Wright State University students were honored for the vital help and support they provide classmates during the inaugural Peer Mentorship Award Ceremony on March 24.
The Peer Mentorship Council honored seven exceptional peer mentors as the Best Peer Mentors for the 2021–2022 academic year. The students were recognized for their accomplishments and commitment to their peers’ growth.
The students who received awards were:
- Jaylin Biggs, senior public health major: Women Student of Color Mentorship and Leadership Cohort
- Yara Hakim, graduate student, M.S. in biomedical engineering and electrical engineering: College of Engineering and Computer Science Student Ambassador Mentor
- Sahar Kazmi, senior biological sciences major: First-Year Programs
- Zavi Odetta, senior acting major: Acting and Musical Theatre Peer Mentor
- Lyndsey Ramsaw, graduate student, M.Ed. intervention specialist program: Peer Success Program Peer Coach
- Jeemi Shah, senior biological sciences major: Study Coaching Peer Mentor
- Dominic Wenrick, senior motion pictures major: LGBTQA Center Peer Mentor
The Peer Mentorship Council is made up of 12 peer mentorship program representatives who work together to foster a spirit of collaboration, share resources and discuss peer mentorship best practices.
Ramsaw previously served as a peer mentor for First-Year Seminars and is now a peer coach in the Peer Success Program. She said she enjoys working as a peer coach because she can have a positive impact on her students.
“I was excited to be a part of it after seeing the motivation and support this program provides to students,” said Ramsaw, who earned a bachelor’s degree in middle childhood education from Wright State.
Mentoring other students has been a rewarding experience for Ramsaw.
“I have learned professionalism, I have learned a lot about myself and how far I have come being in college,” she said, “I have learned how to set boundaries, I have learned emotional intelligence, and lastly, I have enjoyed working with students and giving them my advice and guidance to be successful in college.”
Peer Mentorship Programs connect Wright State students with older classmates for academic assistance and support in navigating the university. Peer coaches are trained on Wright State resources and help connect students to a success coach, advisor or student advocate.
Peer success coaches and academic study coaches are available to all Wright State students regardless of their year. Specialized mentoring programs are also offered for theatre students; first-year students in engineering, computer science, science and mathematics programs; LGBTQA+ students; and undergraduate students who identify as women of color.

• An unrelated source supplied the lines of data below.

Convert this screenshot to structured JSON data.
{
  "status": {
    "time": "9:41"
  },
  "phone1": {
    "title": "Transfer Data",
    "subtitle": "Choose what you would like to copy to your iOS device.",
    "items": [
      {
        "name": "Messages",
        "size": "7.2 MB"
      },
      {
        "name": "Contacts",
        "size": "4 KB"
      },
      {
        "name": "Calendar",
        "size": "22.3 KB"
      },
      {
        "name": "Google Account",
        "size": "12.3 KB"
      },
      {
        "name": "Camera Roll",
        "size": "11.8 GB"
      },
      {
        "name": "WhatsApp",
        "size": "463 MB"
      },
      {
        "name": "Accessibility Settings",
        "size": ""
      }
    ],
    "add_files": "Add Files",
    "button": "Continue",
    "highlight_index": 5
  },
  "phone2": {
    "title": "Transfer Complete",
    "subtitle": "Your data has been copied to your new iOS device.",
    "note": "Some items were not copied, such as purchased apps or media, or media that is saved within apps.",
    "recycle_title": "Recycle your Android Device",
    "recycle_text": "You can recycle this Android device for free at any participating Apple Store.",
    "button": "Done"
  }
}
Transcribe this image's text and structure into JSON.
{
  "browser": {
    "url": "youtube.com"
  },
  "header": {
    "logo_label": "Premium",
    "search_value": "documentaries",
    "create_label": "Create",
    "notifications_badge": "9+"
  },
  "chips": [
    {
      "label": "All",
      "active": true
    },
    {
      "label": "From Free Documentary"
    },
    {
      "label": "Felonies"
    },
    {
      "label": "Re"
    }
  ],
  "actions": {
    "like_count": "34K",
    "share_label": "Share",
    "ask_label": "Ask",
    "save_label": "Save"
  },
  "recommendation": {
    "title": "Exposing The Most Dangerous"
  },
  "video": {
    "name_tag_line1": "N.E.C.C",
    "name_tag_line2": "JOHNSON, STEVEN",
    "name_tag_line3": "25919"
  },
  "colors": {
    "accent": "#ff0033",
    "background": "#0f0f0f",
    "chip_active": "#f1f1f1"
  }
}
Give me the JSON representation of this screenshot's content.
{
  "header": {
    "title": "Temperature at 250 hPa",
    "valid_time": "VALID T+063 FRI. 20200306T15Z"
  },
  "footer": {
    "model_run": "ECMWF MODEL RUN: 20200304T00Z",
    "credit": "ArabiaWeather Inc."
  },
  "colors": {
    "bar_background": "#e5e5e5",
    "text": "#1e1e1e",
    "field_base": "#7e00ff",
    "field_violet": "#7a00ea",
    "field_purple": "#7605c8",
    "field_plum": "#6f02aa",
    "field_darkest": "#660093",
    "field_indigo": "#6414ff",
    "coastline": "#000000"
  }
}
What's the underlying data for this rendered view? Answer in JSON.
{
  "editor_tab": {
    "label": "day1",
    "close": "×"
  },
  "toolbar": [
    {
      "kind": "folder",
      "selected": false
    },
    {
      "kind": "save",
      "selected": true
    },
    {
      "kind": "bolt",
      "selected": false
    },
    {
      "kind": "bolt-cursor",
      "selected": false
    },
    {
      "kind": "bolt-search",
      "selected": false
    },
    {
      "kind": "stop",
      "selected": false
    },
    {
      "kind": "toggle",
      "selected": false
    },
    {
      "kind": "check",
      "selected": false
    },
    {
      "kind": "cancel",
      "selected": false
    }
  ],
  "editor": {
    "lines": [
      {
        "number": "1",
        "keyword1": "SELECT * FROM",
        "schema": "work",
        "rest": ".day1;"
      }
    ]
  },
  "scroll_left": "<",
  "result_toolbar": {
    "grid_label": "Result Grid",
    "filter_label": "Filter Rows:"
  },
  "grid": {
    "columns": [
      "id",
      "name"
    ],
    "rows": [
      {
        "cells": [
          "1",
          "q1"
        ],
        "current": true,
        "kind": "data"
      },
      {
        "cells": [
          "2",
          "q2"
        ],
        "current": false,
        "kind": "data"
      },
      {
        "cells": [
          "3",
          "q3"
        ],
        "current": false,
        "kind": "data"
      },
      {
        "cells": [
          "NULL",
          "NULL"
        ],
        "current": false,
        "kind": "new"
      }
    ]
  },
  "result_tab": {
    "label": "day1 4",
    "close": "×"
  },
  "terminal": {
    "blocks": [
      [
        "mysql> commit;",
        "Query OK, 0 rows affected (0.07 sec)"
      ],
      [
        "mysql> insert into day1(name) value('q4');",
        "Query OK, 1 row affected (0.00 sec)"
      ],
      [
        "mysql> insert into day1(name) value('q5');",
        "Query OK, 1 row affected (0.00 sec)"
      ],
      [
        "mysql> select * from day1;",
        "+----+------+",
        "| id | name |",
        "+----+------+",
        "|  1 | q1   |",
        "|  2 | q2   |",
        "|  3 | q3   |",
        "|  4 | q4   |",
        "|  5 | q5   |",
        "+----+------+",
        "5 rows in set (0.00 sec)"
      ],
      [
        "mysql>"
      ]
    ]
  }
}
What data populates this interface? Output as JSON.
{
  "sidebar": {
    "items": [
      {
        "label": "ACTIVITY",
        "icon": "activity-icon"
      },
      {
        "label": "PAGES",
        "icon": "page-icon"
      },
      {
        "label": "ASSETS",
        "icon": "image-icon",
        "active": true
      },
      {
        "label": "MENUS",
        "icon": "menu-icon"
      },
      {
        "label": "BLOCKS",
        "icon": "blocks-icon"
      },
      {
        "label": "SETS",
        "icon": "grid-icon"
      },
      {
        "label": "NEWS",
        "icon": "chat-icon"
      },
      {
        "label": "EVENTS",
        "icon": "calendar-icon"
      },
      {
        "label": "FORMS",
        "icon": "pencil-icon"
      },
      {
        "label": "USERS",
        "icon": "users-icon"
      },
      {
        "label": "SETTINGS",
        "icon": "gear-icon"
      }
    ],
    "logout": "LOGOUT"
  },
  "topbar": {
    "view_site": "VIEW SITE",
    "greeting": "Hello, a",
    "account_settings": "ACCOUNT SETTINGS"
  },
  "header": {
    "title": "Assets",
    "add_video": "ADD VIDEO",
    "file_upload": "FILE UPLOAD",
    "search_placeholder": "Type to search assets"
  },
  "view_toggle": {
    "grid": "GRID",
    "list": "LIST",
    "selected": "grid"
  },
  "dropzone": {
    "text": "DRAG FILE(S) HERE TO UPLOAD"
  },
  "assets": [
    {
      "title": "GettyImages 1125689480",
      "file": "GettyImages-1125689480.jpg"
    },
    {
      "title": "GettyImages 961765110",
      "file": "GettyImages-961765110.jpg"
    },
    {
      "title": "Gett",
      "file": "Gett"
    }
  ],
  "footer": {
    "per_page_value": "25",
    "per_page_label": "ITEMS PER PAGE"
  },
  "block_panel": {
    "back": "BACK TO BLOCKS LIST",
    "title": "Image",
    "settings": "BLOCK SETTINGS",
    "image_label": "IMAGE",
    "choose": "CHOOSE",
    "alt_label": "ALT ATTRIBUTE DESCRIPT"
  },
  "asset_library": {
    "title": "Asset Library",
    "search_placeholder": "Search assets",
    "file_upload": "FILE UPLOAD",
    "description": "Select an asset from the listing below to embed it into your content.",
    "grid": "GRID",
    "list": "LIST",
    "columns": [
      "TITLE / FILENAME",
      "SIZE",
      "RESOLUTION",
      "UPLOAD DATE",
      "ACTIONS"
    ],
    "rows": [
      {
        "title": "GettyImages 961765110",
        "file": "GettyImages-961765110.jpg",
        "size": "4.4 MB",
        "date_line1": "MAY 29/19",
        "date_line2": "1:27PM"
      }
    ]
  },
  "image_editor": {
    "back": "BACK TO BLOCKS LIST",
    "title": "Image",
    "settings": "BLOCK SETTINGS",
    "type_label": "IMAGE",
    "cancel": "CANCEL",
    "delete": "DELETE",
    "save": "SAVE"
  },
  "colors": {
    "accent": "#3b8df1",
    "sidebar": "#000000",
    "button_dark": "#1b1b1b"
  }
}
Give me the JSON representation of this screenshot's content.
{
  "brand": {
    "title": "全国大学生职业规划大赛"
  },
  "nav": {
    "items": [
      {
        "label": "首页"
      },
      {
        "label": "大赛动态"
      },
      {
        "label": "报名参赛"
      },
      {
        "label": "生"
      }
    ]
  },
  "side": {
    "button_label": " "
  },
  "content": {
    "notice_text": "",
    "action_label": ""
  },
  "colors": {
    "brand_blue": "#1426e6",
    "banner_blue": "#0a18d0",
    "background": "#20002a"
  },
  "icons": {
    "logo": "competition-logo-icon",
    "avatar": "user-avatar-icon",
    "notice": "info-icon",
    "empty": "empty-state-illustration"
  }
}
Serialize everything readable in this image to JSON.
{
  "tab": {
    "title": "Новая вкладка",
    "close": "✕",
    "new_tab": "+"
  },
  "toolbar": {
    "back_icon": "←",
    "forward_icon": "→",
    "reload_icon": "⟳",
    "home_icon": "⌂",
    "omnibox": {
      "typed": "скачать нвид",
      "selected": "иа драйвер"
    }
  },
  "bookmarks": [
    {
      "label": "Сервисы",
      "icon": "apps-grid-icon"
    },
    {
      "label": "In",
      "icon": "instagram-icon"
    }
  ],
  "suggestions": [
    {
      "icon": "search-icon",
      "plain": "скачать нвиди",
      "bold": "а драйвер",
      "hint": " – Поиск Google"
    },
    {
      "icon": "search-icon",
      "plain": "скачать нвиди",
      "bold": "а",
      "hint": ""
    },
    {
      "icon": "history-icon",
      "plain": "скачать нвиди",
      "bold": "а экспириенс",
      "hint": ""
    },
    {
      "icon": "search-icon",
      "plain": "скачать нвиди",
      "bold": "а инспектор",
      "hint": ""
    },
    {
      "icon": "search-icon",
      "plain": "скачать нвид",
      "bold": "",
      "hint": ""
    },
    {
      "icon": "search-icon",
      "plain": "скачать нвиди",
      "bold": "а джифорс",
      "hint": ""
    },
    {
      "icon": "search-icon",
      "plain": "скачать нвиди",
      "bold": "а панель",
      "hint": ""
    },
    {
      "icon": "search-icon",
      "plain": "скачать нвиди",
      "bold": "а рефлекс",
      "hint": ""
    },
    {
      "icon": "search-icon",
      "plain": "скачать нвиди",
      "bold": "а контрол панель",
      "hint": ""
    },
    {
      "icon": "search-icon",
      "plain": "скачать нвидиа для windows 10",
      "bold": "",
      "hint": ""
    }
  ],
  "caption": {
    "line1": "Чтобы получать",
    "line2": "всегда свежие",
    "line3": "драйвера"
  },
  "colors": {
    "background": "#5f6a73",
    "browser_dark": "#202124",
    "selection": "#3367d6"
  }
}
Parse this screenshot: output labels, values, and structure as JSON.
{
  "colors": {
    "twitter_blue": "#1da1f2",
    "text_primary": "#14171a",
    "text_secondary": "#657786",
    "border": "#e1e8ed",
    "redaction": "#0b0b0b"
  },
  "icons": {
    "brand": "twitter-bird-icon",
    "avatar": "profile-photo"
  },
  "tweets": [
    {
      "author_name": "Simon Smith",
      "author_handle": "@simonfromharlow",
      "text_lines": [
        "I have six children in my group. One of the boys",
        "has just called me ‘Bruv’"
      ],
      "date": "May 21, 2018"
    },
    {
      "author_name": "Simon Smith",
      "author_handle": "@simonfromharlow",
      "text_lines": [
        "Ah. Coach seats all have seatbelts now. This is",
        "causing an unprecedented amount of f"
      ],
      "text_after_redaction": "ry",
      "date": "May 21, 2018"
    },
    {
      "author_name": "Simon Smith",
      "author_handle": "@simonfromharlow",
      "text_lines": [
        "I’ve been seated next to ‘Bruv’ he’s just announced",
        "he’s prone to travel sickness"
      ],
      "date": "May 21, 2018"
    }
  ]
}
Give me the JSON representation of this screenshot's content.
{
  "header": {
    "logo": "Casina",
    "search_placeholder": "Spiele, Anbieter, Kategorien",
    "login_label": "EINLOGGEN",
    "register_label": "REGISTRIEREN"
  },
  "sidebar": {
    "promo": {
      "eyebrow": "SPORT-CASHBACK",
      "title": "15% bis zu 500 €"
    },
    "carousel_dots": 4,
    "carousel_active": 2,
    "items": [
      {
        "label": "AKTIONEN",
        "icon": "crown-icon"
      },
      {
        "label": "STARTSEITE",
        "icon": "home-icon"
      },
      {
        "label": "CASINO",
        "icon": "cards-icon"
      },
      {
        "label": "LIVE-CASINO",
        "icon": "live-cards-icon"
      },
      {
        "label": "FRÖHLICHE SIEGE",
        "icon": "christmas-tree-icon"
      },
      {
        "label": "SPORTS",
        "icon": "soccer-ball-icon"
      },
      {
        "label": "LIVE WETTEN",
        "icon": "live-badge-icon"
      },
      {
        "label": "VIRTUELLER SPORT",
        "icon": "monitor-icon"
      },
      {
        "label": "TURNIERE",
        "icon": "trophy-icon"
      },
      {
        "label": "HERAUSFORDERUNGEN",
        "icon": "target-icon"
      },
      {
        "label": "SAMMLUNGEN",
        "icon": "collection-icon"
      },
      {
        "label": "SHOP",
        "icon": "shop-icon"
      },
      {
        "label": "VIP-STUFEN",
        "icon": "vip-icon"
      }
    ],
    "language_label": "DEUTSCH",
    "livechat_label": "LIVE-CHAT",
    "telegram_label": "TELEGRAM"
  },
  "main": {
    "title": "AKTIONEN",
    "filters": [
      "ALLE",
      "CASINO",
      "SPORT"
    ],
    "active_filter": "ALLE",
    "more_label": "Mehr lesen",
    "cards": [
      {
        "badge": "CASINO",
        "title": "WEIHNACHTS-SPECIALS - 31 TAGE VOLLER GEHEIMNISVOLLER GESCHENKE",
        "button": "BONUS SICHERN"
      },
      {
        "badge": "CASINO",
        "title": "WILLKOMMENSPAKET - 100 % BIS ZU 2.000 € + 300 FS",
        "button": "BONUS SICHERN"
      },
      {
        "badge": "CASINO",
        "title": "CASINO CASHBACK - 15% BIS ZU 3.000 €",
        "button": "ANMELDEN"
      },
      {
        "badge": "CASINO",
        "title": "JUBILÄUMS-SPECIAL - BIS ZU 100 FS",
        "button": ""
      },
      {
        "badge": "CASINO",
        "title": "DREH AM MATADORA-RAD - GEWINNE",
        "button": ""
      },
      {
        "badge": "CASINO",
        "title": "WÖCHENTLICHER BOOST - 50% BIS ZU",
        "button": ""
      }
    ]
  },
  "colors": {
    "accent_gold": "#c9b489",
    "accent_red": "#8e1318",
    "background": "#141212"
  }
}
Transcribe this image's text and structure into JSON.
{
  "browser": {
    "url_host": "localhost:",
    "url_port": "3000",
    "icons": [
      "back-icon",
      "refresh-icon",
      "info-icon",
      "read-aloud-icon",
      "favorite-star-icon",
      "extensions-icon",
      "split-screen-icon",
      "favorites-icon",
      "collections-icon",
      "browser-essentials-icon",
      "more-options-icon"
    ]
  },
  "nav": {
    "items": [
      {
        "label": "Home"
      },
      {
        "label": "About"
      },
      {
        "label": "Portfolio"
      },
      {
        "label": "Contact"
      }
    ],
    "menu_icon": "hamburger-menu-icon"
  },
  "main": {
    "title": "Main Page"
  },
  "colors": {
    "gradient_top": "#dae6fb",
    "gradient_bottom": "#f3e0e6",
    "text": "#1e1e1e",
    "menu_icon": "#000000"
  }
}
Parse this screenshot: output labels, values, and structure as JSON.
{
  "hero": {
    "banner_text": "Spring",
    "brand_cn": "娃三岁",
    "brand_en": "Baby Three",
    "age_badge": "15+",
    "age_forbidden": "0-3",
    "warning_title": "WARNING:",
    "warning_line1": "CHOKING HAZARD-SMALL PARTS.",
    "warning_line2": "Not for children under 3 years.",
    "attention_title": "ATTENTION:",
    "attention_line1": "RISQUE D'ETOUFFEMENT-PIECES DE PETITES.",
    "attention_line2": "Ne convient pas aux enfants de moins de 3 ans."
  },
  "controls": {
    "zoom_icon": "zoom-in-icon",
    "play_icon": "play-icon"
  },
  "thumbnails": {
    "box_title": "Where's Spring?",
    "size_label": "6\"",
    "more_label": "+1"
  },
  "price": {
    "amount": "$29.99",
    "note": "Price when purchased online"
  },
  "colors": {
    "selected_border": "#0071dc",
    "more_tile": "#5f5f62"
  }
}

Interacting with a peer mentor increases a student’s sense of belonging on campus by creating a built-in peer support system, said Catherine Amaris Hernandez Hogan, a success coach on the Student Retention Team and chair of the Peer Mentorship Council.
“Through peer mentorship, students never have to do the university experience alone,” she said. “A fellow student who has done this before and has been successful can walk alongside and help a student navigate the sometimes tricky and stressful experiences of university life.”
Connecting students with peer mentors can also remove barriers and allow the university to provide early intervention support for students who need it, Hogan said.
“The sooner the university knows the challenge, the better we can intervene to help remove barriers keeping that student from succeeding,” she said.
Interacting with a peer mentor allows students to see what it looks like for a student to model excellence.
“It allows a student to see what success can look like for someone who looks like them,” Hogan said.
Students who would like to be mentored by a fellow student can learn more on the Student Success Resources webpage.